Institute of Archaeology

Home
Menu

Programme Structure for MSc Bioarchaeological and Forensic Anthropology

Degree co-ordinator: Carolyn Rando 

Other Major Contributors: Simon Hillson, Tony Waldron and Rebecca Watts 

This MSc provides students with fundamental skills and knowledge to study human remains in both bioarchaeological and forensic anthropological context. This degree provides students with a solid grounding in all aspects of skeletal and dental anatomy, methods and procedures for assessing human skeletal material, identifying disease in the skeleton, and the legal context when dealing with modern forensic human remains.

Students will learn how to identify, analyse and report on skeletonised human remains, both from archaeological and forensic contexts. Students will learn basic and advanced skeletal and dental anatomy, how to create a biological profile, trauma analysis, disease analysis (palaeopathology), skeletal biomechanics, bone metabolism, and palaeoepidemiology. Core critical thinking and research skills will be developed.  

Modules

Students take five core modules, choose one option module and complete a 15,000 word dissertation. Teaching is carried out over a full academic year, although it is possible to take the course part-time over two years.

Core Modules

All students must take the following:

Option Modules

Students choose to follow one further options module (15 credits), which may be chosen from the following list or from the wider range of Masters module options available.

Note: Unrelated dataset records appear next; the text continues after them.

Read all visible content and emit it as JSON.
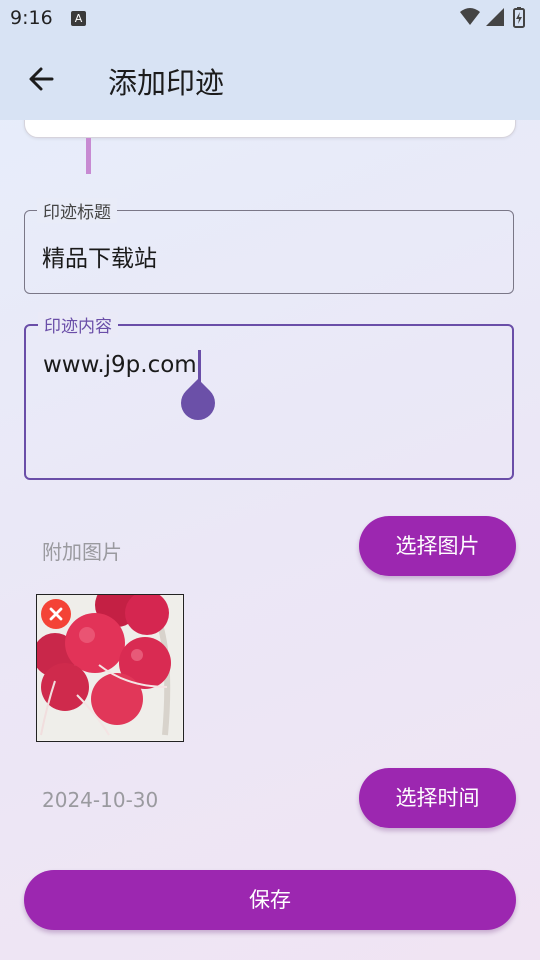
{
  "status_bar": {
    "time": "9:16",
    "icons": [
      "notification-a-icon",
      "wifi-icon",
      "signal-icon",
      "battery-charging-icon"
    ]
  },
  "app_bar": {
    "title": "添加印迹",
    "back_icon": "arrow-back-icon"
  },
  "form": {
    "title_field": {
      "label": "印迹标题",
      "value": "精品下载站"
    },
    "content_field": {
      "label": "印迹内容",
      "value": "www.j9p.com"
    }
  },
  "image_section": {
    "label": "附加图片",
    "select_button": "选择图片",
    "remove_icon": "close-icon"
  },
  "time_section": {
    "date": "2024-10-30",
    "select_button": "选择时间"
  },
  "save_button": "保存",
  "colors": {
    "primary": "#9c27b0",
    "focus": "#6a4ea8",
    "app_bar": "#d8e3f4",
    "remove": "#f44336"
  }
}
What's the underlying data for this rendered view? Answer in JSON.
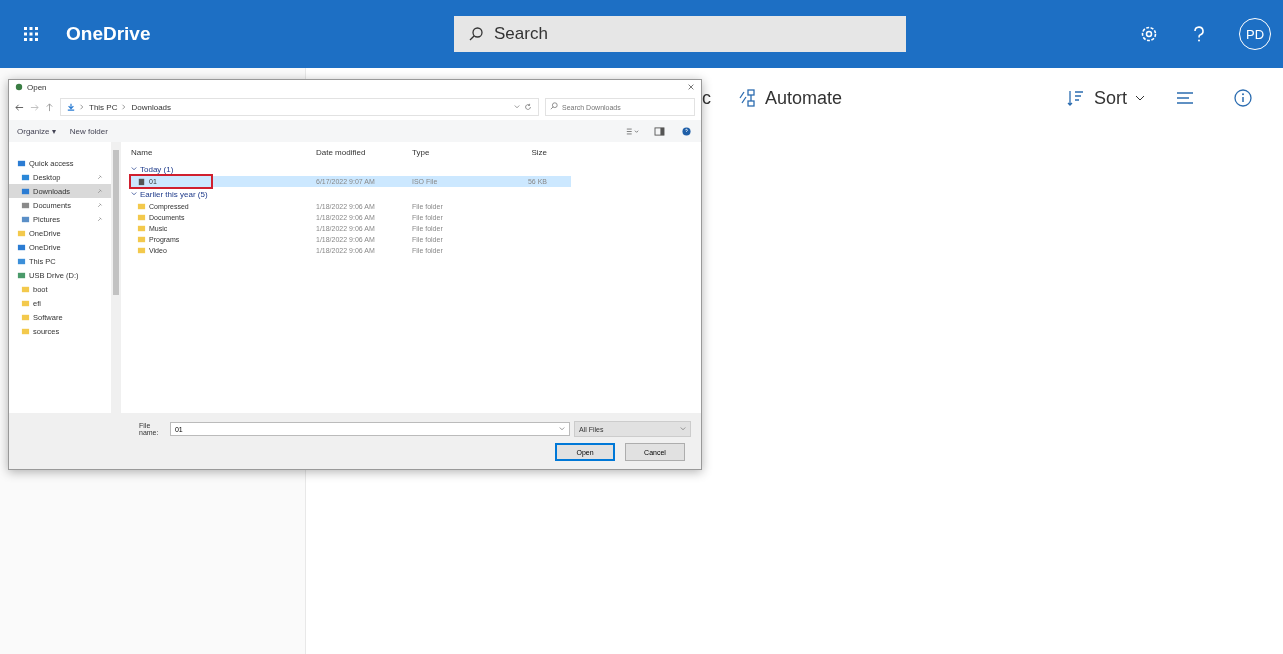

Please note that some core modules are normally only available to those enrolled for the degree in question. If you wish to take a coremodule from another degree as an option certain restrictions may apply. Please consult the course co-ordinator before making your options choice.

Please note not all modules are available every year.

Dissertation

(90 credits)- All students undertake an independent research project and write a dissertation (15,000 words) over a period of about 4 months. Students are allocated a Supervisor to provide guidance during the dissertation research.

Examples of past topics include:

  • Degenerative joint disease of the cervical spine in population groups from Sudan
  • Non-metric osteological traits (e.g. mandibular tori) and their relevance for bioarchaeology
  • A study of migration patterns in Roman Britain using multivariate cranial analysis
  • The epidemiology of gout in eighteenth-century London
  • Osteopenia and osteoporosis in archaeological material
  • The study of tooth development such as molar crown formation and its archaeological implications
  • The osteological evidence for the mercury treatment of syphilis in 17th to 19th century London
  • Analysis of trauma fracture patterns in burnt bone
  • Sex estimation from the metatarsals/metacarpals
  • The concept of race in forensic anthropology
  • Analysis of corrosive household chemicals on bone
  • Identification of sharp-force trauma on bone
  • SfM/GIS and mass grave analysis
  • Blast distribution patterns in close-contact explosions
  • Animal scavenging behaviour and buried remains